## Assignment
Using the records provided below, locate and copy each line that contains the word "الاشراف".

------------------------

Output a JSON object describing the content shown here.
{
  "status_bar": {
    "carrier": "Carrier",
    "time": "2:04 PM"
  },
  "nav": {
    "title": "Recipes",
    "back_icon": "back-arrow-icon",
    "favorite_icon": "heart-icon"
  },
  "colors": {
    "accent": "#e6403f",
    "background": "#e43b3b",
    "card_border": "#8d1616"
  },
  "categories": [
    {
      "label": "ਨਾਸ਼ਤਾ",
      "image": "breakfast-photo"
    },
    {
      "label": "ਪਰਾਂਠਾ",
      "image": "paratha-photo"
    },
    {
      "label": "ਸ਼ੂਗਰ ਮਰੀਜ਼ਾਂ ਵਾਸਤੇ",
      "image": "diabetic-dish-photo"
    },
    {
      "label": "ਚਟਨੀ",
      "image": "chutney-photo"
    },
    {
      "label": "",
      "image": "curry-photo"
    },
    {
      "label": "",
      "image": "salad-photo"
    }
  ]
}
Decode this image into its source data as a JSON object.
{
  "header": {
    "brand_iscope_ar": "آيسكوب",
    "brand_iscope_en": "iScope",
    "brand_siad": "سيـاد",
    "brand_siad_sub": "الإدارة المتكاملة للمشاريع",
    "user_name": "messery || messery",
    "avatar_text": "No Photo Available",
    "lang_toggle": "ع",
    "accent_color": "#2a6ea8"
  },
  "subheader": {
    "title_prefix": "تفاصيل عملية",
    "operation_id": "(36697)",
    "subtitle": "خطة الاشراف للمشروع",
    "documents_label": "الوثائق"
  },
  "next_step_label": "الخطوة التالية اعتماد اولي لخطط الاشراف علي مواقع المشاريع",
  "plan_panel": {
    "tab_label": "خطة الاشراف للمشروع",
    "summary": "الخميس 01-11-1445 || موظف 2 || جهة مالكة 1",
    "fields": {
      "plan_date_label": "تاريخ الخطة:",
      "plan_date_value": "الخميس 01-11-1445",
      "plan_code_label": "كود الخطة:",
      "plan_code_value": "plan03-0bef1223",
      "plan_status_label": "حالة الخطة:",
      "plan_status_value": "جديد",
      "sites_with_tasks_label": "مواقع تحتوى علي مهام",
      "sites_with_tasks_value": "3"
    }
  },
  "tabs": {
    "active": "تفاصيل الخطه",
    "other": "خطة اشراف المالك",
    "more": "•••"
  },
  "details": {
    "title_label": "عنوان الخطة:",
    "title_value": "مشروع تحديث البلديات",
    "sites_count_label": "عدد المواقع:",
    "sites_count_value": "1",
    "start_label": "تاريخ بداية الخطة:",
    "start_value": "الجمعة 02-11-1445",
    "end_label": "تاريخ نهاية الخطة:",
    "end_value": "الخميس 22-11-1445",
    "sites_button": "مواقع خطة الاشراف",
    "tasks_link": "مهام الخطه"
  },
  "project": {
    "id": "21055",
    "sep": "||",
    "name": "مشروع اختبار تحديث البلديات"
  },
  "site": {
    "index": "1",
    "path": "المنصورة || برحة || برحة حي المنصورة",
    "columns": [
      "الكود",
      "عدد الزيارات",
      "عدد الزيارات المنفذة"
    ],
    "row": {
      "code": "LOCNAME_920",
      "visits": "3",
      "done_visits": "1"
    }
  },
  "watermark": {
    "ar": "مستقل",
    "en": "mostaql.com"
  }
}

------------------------

## Response to the exercise
    "subtitle": "خطة الاشراف للمشروع",
  "next_step_label": "الخطوة التالية اعتماد اولي لخطط الاشراف علي مواقع المشاريع",
    "tab_label": "خطة الاشراف للمشروع",
    "sites_button": "مواقع خطة الاشراف",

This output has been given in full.